Have you ever wondered how many species exist in our environment? From the shores of Lake Michigan to the forests of the Northwoods or the soil in your backyard, Wisconsin is teeming with life – and the Wisconsin Science Festival is launching a statewide BioBlitz project to learn more!
What is a BioBlitz?
A BioBlitz activity tries to measure as much life as possible within a defined space and time. Interested in bugs? Spend an afternoon counting all the insects at a local park. Teaching a unit on plants? Take your class to count all the flowering species you can find in a nearby meadow. Feeling ambitious? Organize your community to count every species you can find in 24 hours. A BioBlitz can take place in a park, a school, an urban lot or your backyard. The possibilities are endless!
BioBlitzes are a way to bring the community together to celebrate biodiversity while experiencing the wonder of nature in all of its fabulous niches.
During the Wisconsin Science Festival Bioblitz, join with people from all across the state during the 100 hours from sunrise on Thursday, October 21, until sunset on Sunday, October 24. Download the iNaturalist app on your device (optional but encouraged), find at least 10 species in the environment around you and add your observations to the Wisconsin Science Festival BioBlitz project on iNaturalist.
Interested in hosting or participating in a BioBlitz in October 2021? Connect with us at [email protected] to find out more!
Check out our bioblitzes from previous years.
The Wisconsin Science Festival Bioblitz allows volunteers from the public and professionals to report observations of plants, animals, and fungi seen in Wisconsin. This is part of the four-day Wisconsin Science Festival, which is a statewide celebration across Wisconsin for people of all ages.
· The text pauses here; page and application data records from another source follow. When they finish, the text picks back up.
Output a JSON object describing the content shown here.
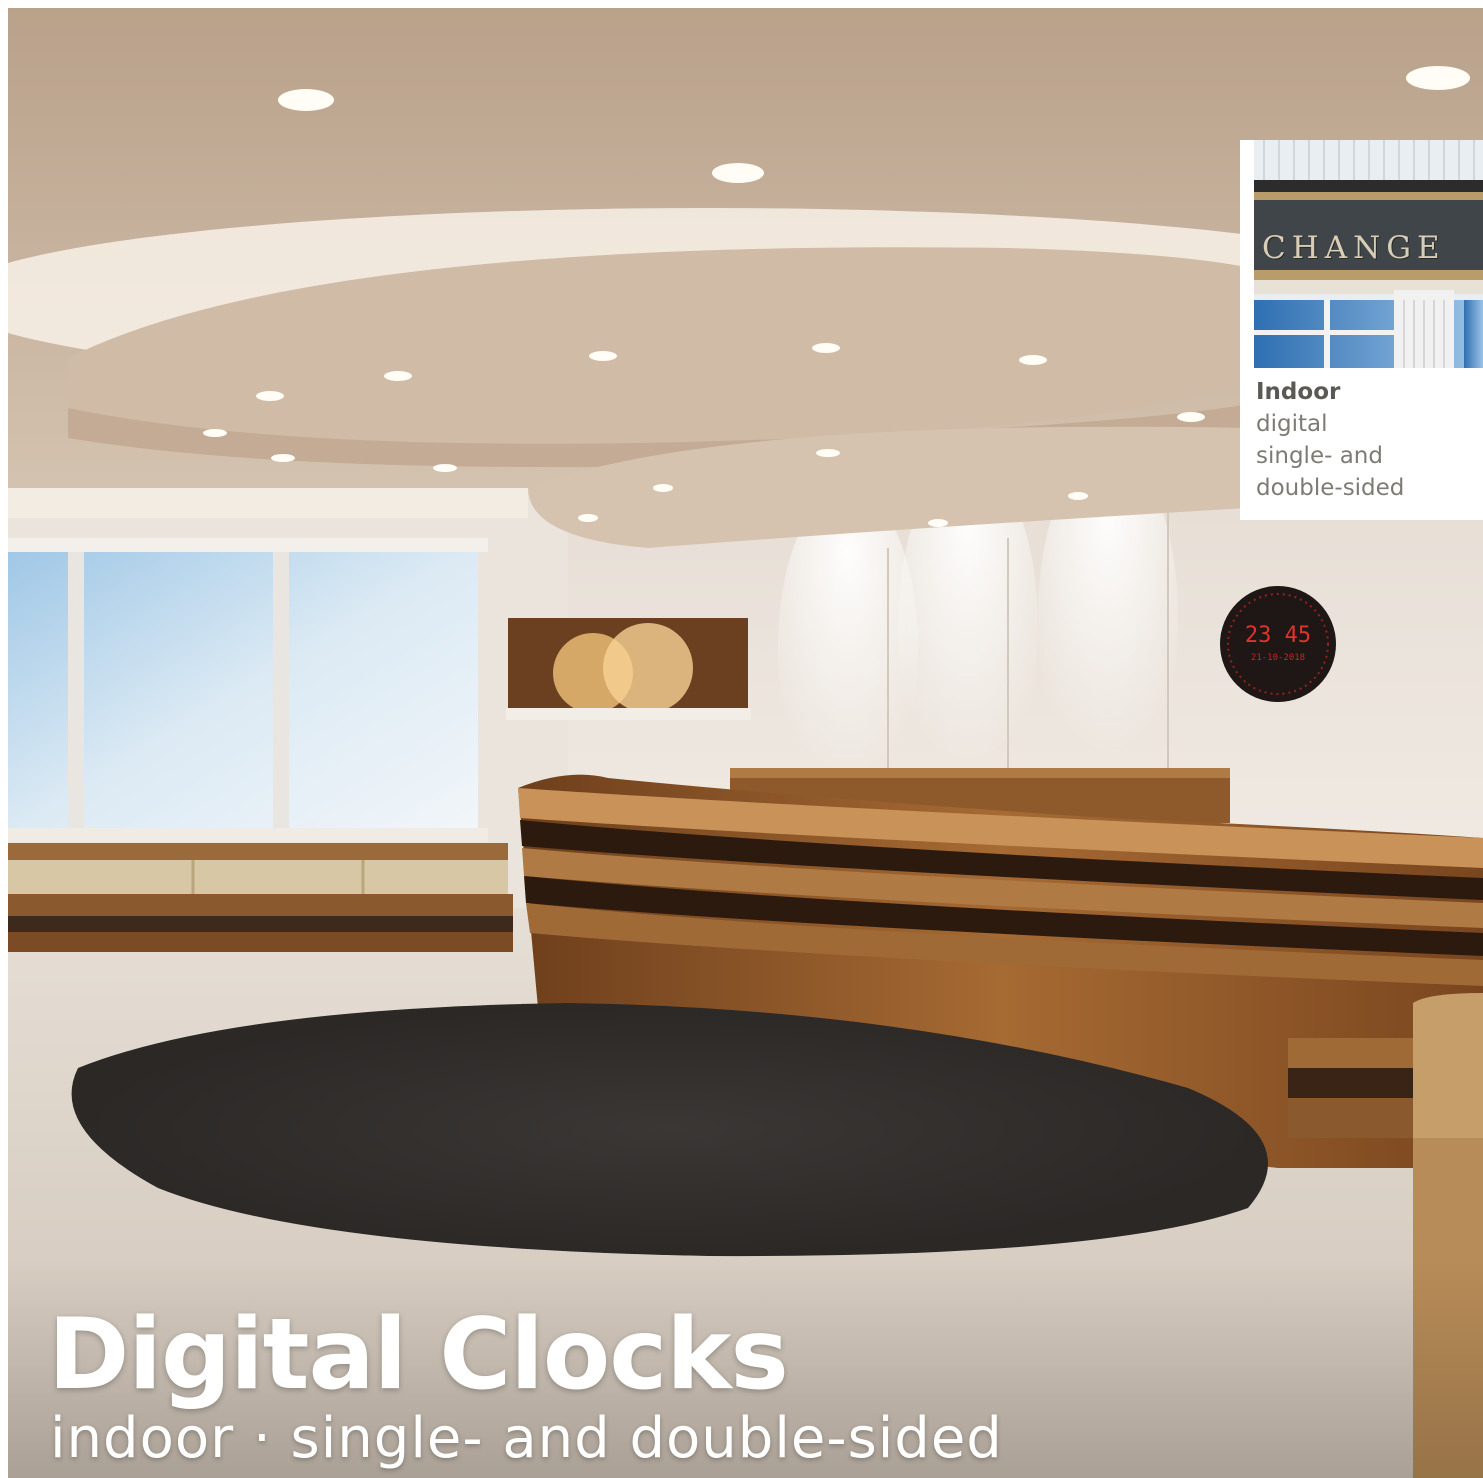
{
  "headline": "Digital Clocks",
  "subheadline": "indoor · single- and double-sided",
  "inset": {
    "photo_word": "CHANGE",
    "title": "Indoor",
    "line1": "digital",
    "line2": "single- and",
    "line3": "double-sided"
  },
  "wall_clock": {
    "time": "23 45",
    "date": "21-10-2018"
  }
}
The information you provide may be used by the Wisconsin Science Festival, its partners, or others for any purpose, including to study, manage, and conserve Wisconsin’s wildlife. Data on rare species or personal information you provide may be used to supplement the research efforts of our partners. Reports of federally threatened or endangered species, including date, location, and your name, may be shared with the U.S. Fish and Wildlife Service. The photos and observation data that you submit, generalized to the township level, may be displayed on the Wisconsin Science Festival website, under the display name of your choice or as anonymous.